- Cash and bonds each went down about 2%
- US Stocks went up about 4%
So basically, I shifted out of things that will get hammered by inflation and into things that are somewhat protected by inflation.
I’ll take it.
Checking Account: $14,154 (+$2,178)
A decent increase to the checking account.
$14K is more cash than I’d like to carry, especially in a world with 7% inflation. But this amount will get eaten up quickly – I’ve I’ve already earmarked $6,000 of this for my Roth IRA in January, and as you’ll soon see, I’ve got a massive credit card bill that needs paying.
Brokerage: $265,890 (+$8,342)
Thank the heavens for inflation protected assets, like the stock market.
And it’s even better when they don’t “drop like a brick.” (How I described my brokerage’s movement in the previous net worth update.)
Feel free to check past updates for a better breakdown of where this is all invested.
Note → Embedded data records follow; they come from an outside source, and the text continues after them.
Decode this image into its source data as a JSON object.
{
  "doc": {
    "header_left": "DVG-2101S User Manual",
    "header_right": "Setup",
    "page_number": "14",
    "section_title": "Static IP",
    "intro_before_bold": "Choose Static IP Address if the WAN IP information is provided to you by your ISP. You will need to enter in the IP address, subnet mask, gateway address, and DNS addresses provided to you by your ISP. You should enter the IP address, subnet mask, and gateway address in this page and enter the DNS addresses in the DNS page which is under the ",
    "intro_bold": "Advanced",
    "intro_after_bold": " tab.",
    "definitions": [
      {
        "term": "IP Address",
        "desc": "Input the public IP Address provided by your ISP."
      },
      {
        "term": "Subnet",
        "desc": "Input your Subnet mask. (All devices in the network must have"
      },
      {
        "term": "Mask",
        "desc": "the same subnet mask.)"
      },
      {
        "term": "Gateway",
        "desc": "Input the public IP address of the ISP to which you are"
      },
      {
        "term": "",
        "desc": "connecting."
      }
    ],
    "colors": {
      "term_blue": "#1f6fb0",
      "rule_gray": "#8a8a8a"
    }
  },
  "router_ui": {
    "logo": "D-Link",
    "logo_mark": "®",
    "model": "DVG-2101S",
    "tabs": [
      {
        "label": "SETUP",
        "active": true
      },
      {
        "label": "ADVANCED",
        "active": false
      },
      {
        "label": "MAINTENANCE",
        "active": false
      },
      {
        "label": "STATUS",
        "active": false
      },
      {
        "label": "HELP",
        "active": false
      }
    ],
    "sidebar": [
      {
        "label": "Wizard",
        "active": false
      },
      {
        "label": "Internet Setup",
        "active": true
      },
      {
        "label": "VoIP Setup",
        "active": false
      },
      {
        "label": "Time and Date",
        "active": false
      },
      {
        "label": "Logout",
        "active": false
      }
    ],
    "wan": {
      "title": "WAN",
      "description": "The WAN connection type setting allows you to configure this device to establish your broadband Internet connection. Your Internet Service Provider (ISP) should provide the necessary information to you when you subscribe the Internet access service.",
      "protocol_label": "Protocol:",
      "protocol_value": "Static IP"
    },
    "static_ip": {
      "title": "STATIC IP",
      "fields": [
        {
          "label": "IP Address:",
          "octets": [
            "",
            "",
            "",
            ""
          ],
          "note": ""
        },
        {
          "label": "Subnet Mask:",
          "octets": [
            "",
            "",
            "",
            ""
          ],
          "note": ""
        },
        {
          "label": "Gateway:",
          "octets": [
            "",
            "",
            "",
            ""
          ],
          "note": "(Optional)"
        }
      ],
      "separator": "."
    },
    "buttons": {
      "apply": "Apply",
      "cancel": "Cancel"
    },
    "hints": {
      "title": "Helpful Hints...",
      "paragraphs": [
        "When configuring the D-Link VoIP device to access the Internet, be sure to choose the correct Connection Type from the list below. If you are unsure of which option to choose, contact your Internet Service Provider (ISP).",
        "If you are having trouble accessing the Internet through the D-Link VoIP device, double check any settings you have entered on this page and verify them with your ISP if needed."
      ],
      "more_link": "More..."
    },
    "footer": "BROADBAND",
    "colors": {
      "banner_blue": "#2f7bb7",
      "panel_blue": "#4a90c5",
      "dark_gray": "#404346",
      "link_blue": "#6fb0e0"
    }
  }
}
401(k): $278,182 (+$11,535)
The automatic 401k investments kept on keeping on, to the tune of a little over $1,000 every two weeks. That’s is a mix of my own $19,500 yearly contribution plus a strong match from my employer.
Roth IRA: $65,917 (+3,276)
Nothing exciting here. The Roth is still about 75% in Vanguard’s REIT index fund and 25% in Vanguard’s international stock market index fund.
I’m excited to max this out to start 2022. I plan on deploying my $6K in the same 75/25 split.
Rent Payable: $831 ($32)
For newer readers, I share a house that was purchased by my now-wife. This number is my half of the mortgage, utilities, and a couple hundred dollars a month that we throw into the “home maintenance” fund to help prep for any big projects.
Credit Cards Payable: $8,387 (+$2,921)
Every time I think the credit card bill can’t get any bigger, it goes and surprises me.
I sure HOPE I’m not on pace to spend six figures a year, because that’d sure blow my retirement plans to smithereens.
After doing a little more digging, it turns out this crazy tally was due to a few irregularities:
- I fronted $2,000 worth of hotels for a friends’ trip to Canada next summer.
- I booked $600 worth of flights for Lady Money Wizard and I to go on that trip, plus another $300 for us to go a Salt Lake City skiing trip this winter. (The damage would have been even worse had I not had some leftover points from previously COVID-cancelled trips.)
- There was still a $500 hotel charge from November’s trip to New Orleans.
- I fronted $750 for some home projects. Astute readers might be thinking, “Wait, isn’t that what your monthly home maintenance fund is for?” and they’d be exactly right. We just put it on my card since I got better credit card points, then Lady Money Wizard wrote me a check to cover the total.
All together, that’s a little over $4,000 from the ghosts of spending past and future. I find it more accurate to account for expenses in the months when they actually apply, so those flights, for example, will show up in future updates.
Which means, thankfully, I didn’t exactly spend $8K in a month.
Here’s the more accurate tally:
Total Spending – December 2021: $3,556
Okay… this one is way too cool not to share. We bought a… wait for it… vintage Pacman machine!
Someone on Craigslist was offloading it for a hundred bucks. We grabbed it thinking we could sink some cash into it to get it working again. So you can imagine our surprise when we plugged it in, flipped a switch, and heard that Pacman music blasting over the retro speakers!
We paid another $80 to get a repair guy to do a double check. Sure enough, I’m now the proud owner of a working Pacman machine from the 1980s!
Unfortunately, my tiny little house doesn’t have nearly the space for an arcade room, so it’ll start a new life at a friend’s cabin.
I took advantage of airline miles to visit family in Texas for Christmas, but most of this total was a few hundred to celebrate a friend’s birthday by renting a cabin in the woods.
House Expenses: $372
We framed some pictures from our wedding, and who would have guessed? Custom framing is crazy expensive!
Pretty much entirely yours truly getting carried away with the Christmas gift giving.
And Happy New Year!